Instituting and consolidating the reforms we need from the right-of--center rather than the left will mean winning over and holding marginal voters for several elections. I see no reason that these voters would prefer that Medicare spending be cut at the levels of Ryan's PTP (and the resulting service cuts) rather than have some deductions scaled down.

"So,I say nuts to Nancy Pelosi and the rest of them"

A too rigid attitude toward policy reform is a pretty good way to make sure you end up living in the world they make.

"And regarding that "can to can't" point--to do what is necessary, vis a vis talking to the people, to place your "can't" a lot more downfield than the other guy's."

I'm not talking about what will keep up your morale or what some negotiating position should be (and some negotiating positions are self-marginalizing - an obvious point since otherwise Republicans would be starting out at Murray Rothbard's policy preferences.) I'm talking about what policies can win sufficient support over time. Teaching people to ignore political reality (or pretending that the marginal voter will magically learn to like any number of Medicare cuts over even one more penny of tax increases - even one's in an overall pro-growth tax reform package) is, at the margin, unhelpful.

"I'm talking about what policies can win sufficient support over time. "

And I'm talking about policies that will actually solve real problems in the real world. The two might not be compatible for 2012. Maybe, maybe not. I don't know. I do know that teaching people to ignore reality is, at the margin, unhelpful--even if it wins elections. Because reality will knock on the door, eventually.

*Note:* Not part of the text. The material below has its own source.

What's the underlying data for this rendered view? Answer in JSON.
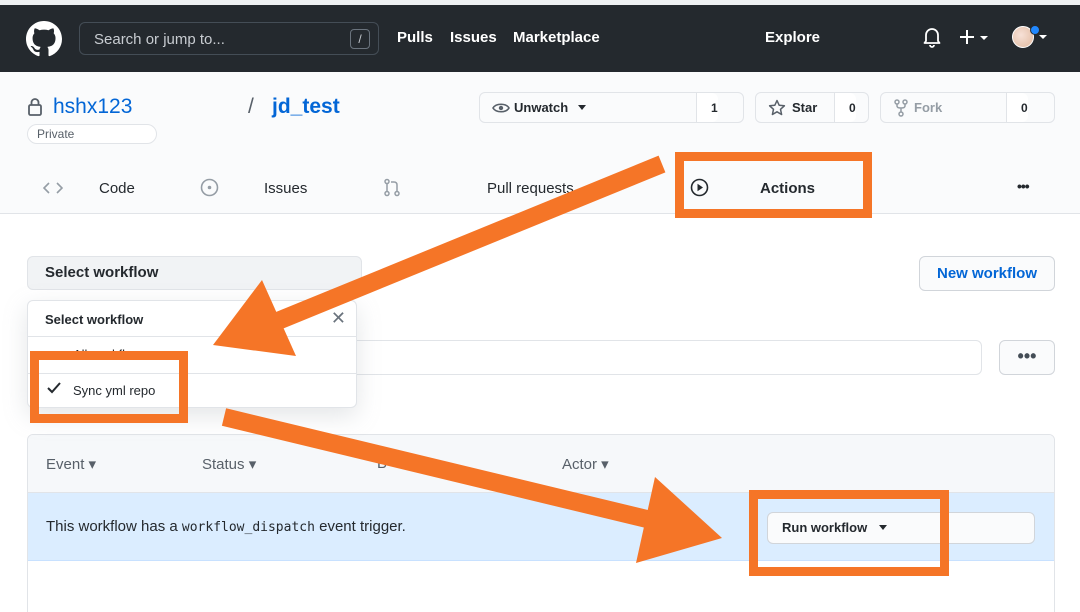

My view is the same as always--decide on what is needed and is *eventually* possible with the American people, push for as much as you can, take a defeat on the subject if needed so as to mark out both yourself and the opposition, and regroup as necessary. It's not a two year contest, its a longer struggle. Act like it. If disaster is going to result unless big change happens--and I think that very likely--then let Nancy Pelosi, et al do what damage they can with transitory majorities in "the world they make" *if* it allows the ultimate victory to be won. Focus on the one big thing--not what gets immediate results.

So no, I'm not going to coddle the marginal voter, neither now or ever. They're better than that.

"And I'm talking about policies that will actually solve real problems in the real world." Me too. I see no reason to believe that Medicare structured and funded more like Rivlin-Domenici rather than the Ryan PTP would fail as policy in real world where the Ryan plan would succeed or that the difference is such that one should prefer defeat on Ryan terms rather the victory on Rivlin-Domenici terms. And we are running out of time. And it is easier (both as politics and as policy) to cut Medicare through an IPAD-like procedure than through market-oriented reforms.

"then let Nancy Pelosi, et al do what damage they can with transitory majorities in "the world they make" *if* it allows the ultimate victory to be won. Focus on the one big thing--not what gets immediate results."

You might find that world lasts longer than you might like.

Leave a Comment

* denotes a required field
 

No TrackBacks
TrackBack URL: http://nlt.ashbrook.org/movabletype/mt-tb.cgi/16941